◆ **Directions**
Across all the records, filter for lines with the word "temperature" and copy them.

◆ **Available data**
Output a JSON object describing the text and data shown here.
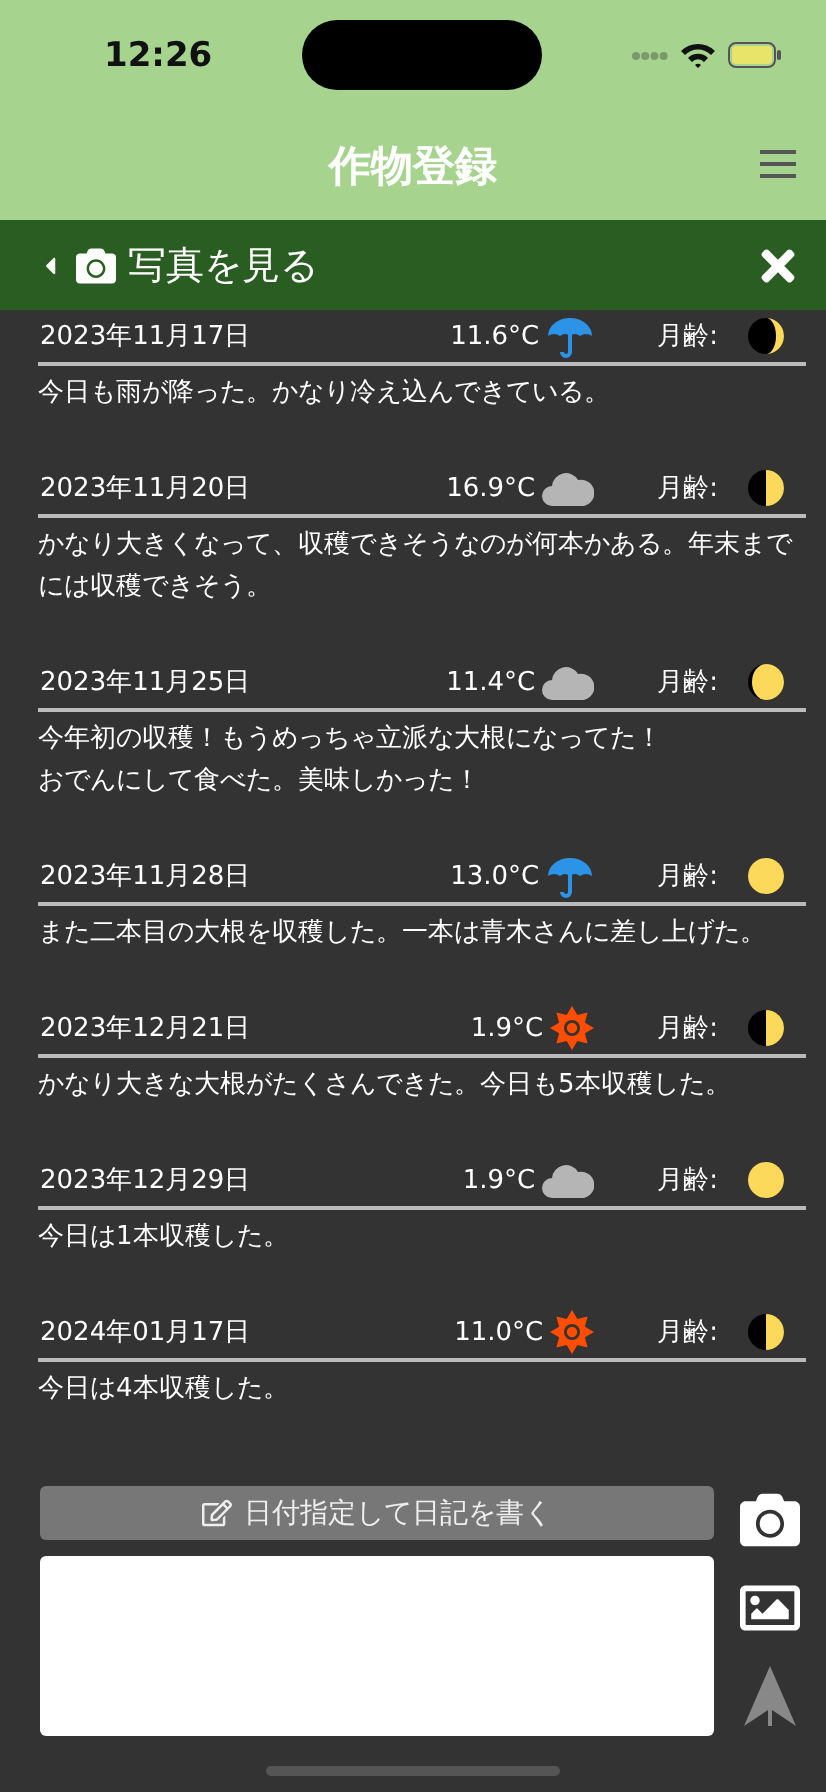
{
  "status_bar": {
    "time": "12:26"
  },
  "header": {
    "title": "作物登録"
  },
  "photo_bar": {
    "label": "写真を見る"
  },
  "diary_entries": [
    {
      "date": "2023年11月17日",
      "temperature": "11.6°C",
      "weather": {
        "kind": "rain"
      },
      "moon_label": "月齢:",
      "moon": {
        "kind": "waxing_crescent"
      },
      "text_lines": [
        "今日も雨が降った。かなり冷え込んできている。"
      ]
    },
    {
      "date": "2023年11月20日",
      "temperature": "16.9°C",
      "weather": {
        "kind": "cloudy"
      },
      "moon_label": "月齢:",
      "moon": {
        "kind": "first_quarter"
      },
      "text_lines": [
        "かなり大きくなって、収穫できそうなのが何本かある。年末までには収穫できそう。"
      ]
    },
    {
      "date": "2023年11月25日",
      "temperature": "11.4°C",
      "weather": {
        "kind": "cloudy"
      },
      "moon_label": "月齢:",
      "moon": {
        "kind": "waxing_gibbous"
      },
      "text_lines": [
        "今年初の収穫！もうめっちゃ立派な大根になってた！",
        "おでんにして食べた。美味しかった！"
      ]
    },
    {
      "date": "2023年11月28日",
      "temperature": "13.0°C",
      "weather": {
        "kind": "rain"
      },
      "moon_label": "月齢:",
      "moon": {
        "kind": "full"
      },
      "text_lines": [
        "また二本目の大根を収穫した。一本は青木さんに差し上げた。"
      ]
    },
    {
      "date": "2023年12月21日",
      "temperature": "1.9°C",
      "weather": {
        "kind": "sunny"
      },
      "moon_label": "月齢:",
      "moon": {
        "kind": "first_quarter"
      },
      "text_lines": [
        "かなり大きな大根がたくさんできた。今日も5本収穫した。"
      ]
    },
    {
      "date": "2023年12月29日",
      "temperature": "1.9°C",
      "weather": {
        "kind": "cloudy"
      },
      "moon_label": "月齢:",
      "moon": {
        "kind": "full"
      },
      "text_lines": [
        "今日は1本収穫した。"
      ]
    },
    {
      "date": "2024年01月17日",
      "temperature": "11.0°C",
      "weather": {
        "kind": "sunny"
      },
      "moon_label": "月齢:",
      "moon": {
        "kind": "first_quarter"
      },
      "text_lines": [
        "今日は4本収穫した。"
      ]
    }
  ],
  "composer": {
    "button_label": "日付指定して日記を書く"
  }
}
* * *
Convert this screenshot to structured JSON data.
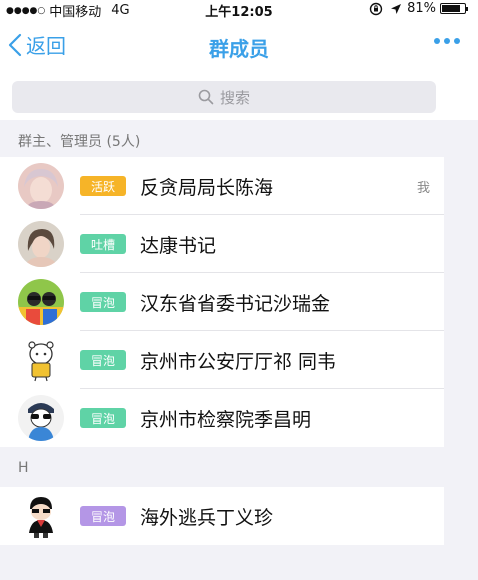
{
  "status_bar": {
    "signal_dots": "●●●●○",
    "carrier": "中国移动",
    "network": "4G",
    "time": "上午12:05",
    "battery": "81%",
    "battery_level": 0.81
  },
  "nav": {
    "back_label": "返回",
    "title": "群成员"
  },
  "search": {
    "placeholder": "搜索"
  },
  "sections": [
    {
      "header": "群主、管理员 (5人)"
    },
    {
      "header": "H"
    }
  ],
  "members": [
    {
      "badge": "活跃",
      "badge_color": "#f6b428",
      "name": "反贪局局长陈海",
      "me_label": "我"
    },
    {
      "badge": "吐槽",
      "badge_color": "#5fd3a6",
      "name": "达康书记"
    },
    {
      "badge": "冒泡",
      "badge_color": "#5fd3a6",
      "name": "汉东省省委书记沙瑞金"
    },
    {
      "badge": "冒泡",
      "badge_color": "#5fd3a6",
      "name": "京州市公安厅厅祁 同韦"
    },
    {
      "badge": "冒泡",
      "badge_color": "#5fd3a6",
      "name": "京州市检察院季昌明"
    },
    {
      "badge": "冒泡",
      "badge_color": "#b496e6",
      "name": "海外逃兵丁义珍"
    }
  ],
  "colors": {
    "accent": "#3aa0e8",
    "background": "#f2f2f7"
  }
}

◆ **Task result**
      "temperature": "11.6°C",
      "temperature": "16.9°C",
      "temperature": "11.4°C",
      "temperature": "13.0°C",
      "temperature": "1.9°C",
      "temperature": "1.9°C",
      "temperature": "11.0°C",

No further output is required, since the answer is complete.